    “I’m learning a lot, and I’m going to take more science next year,” said Osmond. “There are a lot of interesting things we can solve and help people out through this.”

    Stagner has been recognized by a number of organizations for her outstanding teaching and research. Recently she learned that she was named an Albert Einstein Distinguished Educator Fellow—one of only 14 STEM teachers selected from around the United States. The fellowship is offered by the U.S. Department of Energy and allows teachers to be involved in federal education policy. Starting in September, Stagner will spend 11 months in the Washington, D.C. area at NASA, developing curriculum and doing educational outreach. 

    It’s not uncommon for one of her students to come to class after watching a TV crime drama, like “CSI” and point out if the show’s characters followed proper procedures. Sometimes they don’t, and often lab results, such as DNA tests, are not instantaneous like on TV.

    “I know most of the students aren’t going into forensics, but they can directly see why they’re learning something,” said Stagner. “They learn to think critically. That’s what’s most powerful about the class. It teaches them to think critically and defend their conclusions with evidence.”

    As for how the student teacher died, the students wind up drawing some conclusions but never find all the answers.

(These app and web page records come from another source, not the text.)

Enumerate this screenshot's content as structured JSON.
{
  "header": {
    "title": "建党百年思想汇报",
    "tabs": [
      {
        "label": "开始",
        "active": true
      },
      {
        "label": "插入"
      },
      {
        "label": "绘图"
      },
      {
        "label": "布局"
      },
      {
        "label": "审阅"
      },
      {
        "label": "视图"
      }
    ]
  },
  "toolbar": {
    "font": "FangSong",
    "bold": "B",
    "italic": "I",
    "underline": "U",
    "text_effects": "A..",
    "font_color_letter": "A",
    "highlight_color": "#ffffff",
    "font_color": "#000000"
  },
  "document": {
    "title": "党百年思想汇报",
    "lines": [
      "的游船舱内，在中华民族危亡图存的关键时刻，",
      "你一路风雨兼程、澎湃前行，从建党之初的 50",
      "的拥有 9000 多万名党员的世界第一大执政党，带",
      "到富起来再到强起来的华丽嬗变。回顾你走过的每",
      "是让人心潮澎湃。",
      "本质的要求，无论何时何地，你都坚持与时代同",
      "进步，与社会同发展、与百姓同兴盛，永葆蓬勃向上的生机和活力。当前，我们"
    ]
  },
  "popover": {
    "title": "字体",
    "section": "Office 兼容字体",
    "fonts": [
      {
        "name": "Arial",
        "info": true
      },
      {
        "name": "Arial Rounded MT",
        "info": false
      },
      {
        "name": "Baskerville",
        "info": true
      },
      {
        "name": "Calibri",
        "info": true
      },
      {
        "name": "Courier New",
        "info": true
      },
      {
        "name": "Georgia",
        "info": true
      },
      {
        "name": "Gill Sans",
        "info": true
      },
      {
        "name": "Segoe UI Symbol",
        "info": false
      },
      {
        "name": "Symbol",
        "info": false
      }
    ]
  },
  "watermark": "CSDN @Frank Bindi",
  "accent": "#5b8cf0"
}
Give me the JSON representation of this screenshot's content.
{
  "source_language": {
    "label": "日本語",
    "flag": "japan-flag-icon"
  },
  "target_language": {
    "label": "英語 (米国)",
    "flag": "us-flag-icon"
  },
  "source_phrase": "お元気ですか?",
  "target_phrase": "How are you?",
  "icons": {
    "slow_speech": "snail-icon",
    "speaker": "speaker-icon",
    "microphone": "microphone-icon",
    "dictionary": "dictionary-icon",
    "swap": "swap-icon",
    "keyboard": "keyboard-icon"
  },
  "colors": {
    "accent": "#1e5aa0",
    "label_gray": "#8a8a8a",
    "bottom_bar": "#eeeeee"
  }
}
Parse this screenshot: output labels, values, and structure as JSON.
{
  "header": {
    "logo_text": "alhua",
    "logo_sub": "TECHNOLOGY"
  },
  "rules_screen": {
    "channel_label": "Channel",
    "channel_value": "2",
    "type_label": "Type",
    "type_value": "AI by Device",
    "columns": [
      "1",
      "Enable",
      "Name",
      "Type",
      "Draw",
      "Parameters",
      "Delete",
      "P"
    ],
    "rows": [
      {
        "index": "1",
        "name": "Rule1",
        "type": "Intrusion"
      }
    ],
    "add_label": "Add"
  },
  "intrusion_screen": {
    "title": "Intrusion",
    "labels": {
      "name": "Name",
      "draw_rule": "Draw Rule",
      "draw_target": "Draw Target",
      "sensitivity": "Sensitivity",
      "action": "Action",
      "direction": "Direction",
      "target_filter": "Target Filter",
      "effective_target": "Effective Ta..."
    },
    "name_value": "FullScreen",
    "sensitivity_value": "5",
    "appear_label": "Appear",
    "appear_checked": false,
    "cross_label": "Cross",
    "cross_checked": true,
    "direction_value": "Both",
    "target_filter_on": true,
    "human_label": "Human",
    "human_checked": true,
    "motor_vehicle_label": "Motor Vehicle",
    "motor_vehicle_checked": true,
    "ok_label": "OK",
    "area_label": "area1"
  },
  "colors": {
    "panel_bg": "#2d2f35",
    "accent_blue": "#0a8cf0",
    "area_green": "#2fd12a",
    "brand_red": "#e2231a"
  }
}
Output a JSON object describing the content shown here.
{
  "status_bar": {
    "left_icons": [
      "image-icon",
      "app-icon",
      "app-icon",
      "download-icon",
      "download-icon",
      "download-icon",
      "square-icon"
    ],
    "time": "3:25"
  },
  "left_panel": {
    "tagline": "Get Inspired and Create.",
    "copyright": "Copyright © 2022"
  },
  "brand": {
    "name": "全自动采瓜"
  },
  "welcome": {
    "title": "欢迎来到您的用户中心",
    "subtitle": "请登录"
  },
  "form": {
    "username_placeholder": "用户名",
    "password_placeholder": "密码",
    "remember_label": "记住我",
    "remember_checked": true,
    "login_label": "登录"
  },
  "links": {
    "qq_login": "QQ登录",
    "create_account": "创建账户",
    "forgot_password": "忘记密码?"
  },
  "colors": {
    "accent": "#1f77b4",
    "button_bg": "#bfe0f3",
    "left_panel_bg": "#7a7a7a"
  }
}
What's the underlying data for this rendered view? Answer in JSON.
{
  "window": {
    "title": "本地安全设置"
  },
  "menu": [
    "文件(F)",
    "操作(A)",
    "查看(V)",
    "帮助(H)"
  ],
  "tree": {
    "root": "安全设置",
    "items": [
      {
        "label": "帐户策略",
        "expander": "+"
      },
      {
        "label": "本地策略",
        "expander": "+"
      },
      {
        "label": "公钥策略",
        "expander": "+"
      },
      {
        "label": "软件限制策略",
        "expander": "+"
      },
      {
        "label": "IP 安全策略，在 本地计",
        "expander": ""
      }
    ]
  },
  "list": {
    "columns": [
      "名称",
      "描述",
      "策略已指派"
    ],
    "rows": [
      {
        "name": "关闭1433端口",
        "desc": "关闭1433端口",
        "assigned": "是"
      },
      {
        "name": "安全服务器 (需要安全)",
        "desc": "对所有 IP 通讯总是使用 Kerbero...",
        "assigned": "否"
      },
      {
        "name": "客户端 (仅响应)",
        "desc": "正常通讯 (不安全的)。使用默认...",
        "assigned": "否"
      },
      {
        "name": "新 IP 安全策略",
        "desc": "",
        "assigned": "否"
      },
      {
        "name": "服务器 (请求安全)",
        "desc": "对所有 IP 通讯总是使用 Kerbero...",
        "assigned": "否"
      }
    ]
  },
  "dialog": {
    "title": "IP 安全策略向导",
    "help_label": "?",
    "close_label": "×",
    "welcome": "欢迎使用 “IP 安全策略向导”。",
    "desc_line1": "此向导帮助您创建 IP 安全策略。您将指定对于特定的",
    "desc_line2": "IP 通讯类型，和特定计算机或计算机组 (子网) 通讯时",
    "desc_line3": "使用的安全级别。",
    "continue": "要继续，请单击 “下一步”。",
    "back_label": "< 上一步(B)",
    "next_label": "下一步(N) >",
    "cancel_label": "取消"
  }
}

    “That’s how real cases and real life work,” said Stagner.

    -Pamela Jordan